YOUR GOAL
Copy each line of the entries that includes the word "Kilogramm".

RECORD EXCERPTS

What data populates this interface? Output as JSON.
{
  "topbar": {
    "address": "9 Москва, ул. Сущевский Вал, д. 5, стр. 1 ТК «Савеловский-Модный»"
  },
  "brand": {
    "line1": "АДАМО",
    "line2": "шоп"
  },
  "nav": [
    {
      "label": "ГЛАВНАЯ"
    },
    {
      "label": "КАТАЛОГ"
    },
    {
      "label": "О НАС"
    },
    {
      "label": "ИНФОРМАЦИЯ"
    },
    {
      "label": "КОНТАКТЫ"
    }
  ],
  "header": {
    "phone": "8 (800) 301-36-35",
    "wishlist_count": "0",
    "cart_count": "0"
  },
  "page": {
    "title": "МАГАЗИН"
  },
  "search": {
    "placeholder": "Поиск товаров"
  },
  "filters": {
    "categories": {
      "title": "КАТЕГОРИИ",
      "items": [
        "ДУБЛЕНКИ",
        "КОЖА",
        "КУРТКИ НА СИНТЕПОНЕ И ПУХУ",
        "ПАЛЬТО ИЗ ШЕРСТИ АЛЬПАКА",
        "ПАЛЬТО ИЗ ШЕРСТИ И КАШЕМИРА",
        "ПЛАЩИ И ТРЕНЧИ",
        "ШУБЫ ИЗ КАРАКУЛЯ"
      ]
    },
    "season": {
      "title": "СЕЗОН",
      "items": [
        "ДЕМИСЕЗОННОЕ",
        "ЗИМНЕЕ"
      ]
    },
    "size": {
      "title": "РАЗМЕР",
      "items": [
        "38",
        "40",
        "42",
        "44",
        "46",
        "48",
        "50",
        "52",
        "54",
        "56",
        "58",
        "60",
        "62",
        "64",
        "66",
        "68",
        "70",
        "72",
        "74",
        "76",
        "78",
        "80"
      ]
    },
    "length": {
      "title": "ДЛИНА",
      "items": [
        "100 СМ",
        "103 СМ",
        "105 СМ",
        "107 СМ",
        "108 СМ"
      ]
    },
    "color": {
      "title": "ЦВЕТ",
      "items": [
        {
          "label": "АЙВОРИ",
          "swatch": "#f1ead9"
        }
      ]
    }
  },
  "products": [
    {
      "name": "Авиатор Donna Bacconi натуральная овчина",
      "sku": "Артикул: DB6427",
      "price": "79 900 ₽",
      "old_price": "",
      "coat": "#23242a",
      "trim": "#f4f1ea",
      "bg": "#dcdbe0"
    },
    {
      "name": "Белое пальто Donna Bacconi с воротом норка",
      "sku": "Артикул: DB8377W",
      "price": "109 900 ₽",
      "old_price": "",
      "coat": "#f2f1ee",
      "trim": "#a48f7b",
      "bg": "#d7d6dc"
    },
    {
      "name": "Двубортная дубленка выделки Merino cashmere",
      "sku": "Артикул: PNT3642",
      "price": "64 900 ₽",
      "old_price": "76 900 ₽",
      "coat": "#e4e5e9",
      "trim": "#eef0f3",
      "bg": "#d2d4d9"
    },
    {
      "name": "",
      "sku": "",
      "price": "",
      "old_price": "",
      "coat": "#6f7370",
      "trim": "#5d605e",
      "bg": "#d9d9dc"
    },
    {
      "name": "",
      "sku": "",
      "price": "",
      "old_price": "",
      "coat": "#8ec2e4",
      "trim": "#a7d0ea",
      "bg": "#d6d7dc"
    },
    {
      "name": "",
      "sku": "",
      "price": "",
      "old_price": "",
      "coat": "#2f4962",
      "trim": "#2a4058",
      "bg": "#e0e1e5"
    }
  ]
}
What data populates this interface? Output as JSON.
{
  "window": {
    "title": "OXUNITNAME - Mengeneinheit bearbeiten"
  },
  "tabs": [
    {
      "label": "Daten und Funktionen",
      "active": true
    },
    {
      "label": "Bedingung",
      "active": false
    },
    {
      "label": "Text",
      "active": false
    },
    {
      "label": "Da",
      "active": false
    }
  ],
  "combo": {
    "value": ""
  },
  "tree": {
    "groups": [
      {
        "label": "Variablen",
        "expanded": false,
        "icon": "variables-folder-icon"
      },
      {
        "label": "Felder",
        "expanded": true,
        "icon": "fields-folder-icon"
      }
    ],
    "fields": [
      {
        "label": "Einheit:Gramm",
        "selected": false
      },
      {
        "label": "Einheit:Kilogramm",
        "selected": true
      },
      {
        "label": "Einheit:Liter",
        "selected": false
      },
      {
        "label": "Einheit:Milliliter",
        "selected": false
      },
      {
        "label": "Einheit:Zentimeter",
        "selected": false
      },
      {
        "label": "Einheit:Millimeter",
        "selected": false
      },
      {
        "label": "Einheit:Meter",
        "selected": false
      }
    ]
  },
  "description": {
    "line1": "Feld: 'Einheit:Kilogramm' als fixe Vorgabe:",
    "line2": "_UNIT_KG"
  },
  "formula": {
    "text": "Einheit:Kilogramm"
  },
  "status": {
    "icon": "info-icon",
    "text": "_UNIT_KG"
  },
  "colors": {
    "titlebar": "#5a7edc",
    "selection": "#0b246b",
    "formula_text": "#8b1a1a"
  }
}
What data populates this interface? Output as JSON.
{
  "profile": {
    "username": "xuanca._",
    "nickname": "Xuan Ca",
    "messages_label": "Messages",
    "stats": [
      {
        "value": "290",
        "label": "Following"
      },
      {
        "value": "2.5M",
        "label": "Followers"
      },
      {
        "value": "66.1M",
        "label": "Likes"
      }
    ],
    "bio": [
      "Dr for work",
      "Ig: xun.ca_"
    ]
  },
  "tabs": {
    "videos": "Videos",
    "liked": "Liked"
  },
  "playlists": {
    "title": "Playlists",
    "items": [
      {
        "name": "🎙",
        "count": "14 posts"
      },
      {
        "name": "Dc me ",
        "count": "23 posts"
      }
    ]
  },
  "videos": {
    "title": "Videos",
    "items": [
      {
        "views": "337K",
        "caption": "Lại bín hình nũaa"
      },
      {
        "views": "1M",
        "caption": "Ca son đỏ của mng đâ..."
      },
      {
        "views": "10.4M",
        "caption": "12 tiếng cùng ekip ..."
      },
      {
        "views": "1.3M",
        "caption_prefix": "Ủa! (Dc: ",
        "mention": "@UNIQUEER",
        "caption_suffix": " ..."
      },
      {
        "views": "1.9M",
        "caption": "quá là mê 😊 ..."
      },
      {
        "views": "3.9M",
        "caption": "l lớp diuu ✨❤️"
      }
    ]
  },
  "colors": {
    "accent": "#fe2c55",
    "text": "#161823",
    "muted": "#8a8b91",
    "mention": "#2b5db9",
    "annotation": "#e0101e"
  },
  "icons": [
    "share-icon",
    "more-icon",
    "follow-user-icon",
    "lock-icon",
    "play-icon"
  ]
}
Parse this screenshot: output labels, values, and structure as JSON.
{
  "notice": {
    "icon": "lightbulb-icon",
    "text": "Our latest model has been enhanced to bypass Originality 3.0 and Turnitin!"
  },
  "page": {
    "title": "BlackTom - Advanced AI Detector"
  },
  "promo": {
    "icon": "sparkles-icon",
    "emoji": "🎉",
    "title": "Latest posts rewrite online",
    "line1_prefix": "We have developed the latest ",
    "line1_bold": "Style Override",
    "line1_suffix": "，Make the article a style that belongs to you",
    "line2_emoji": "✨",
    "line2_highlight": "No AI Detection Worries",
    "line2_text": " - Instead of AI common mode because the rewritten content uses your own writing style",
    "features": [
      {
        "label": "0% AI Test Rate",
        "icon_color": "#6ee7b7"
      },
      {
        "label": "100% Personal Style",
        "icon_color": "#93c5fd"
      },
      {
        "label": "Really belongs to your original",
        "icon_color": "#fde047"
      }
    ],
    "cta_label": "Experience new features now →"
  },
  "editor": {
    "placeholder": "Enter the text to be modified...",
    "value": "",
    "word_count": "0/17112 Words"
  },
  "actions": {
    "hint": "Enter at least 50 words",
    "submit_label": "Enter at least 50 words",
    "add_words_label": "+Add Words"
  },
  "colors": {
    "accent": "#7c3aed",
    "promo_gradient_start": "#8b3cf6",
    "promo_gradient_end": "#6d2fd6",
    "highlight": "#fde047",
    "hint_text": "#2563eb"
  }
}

RESPONSE FOR THIS EXERCISE
        "label": "Einheit:Kilogramm",
    "line1": "Feld: 'Einheit:Kilogramm' als fixe Vorgabe:",
    "text": "Einheit:Kilogramm"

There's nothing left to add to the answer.